## Your goal
Print the listing in its entirety and exactly, leaving out images.

## Entries supplied

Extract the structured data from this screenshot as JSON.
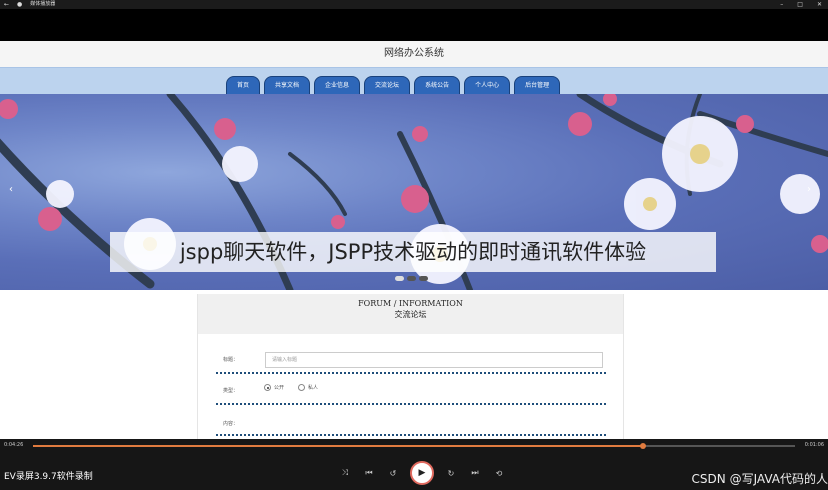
{
  "player": {
    "window_title": "媒体播放器",
    "current_time": "0:04:26",
    "total_time": "0:01:06",
    "progress": 0.8,
    "recorder_label": "EV录屏3.9.7软件录制",
    "watermark": "CSDN @写JAVA代码的人"
  },
  "site": {
    "title": "网络办公系统",
    "nav": [
      "首页",
      "共享文档",
      "企业信息",
      "交流论坛",
      "系统公告",
      "个人中心",
      "后台管理"
    ]
  },
  "subtitle": "jspp聊天软件，JSPP技术驱动的即时通讯软件体验",
  "forum": {
    "title_en": "FORUM / INFORMATION",
    "title_cn": "交流论坛",
    "title_label": "标题：",
    "title_placeholder": "请输入标题",
    "type_label": "类型：",
    "type_options": [
      "公开",
      "私人"
    ],
    "content_label": "内容："
  },
  "icons": {
    "back": "back-arrow-icon",
    "app": "player-app-icon",
    "min": "minimize-icon",
    "max": "maximize-icon",
    "close": "close-icon"
  },
  "colors": {
    "nav_tab": "#2e67b9",
    "navbar": "#bcd3ee",
    "progress": "#e07b3f"
  }
}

## Response to this exercise
Extract the structured data from this screenshot as JSON.
{
  "player": {
    "window_title": "媒体播放器",
    "current_time": "0:04:26",
    "total_time": "0:01:06",
    "progress": 0.8,
    "recorder_label": "EV录屏3.9.7软件录制",
    "watermark": "CSDN @写JAVA代码的人"
  },
  "site": {
    "title": "网络办公系统",
    "nav": [
      "首页",
      "共享文档",
      "企业信息",
      "交流论坛",
      "系统公告",
      "个人中心",
      "后台管理"
    ]
  },
  "subtitle": "jspp聊天软件，JSPP技术驱动的即时通讯软件体验",
  "forum": {
    "title_en": "FORUM / INFORMATION",
    "title_cn": "交流论坛",
    "title_label": "标题：",
    "title_placeholder": "请输入标题",
    "type_label": "类型：",
    "type_options": [
      "公开",
      "私人"
    ],
    "content_label": "内容："
  },
  "icons": {
    "back": "back-arrow-icon",
    "app": "player-app-icon",
    "min": "minimize-icon",
    "max": "maximize-icon",
    "close": "close-icon"
  },
  "colors": {
    "nav_tab": "#2e67b9",
    "navbar": "#bcd3ee",
    "progress": "#e07b3f"
  }
}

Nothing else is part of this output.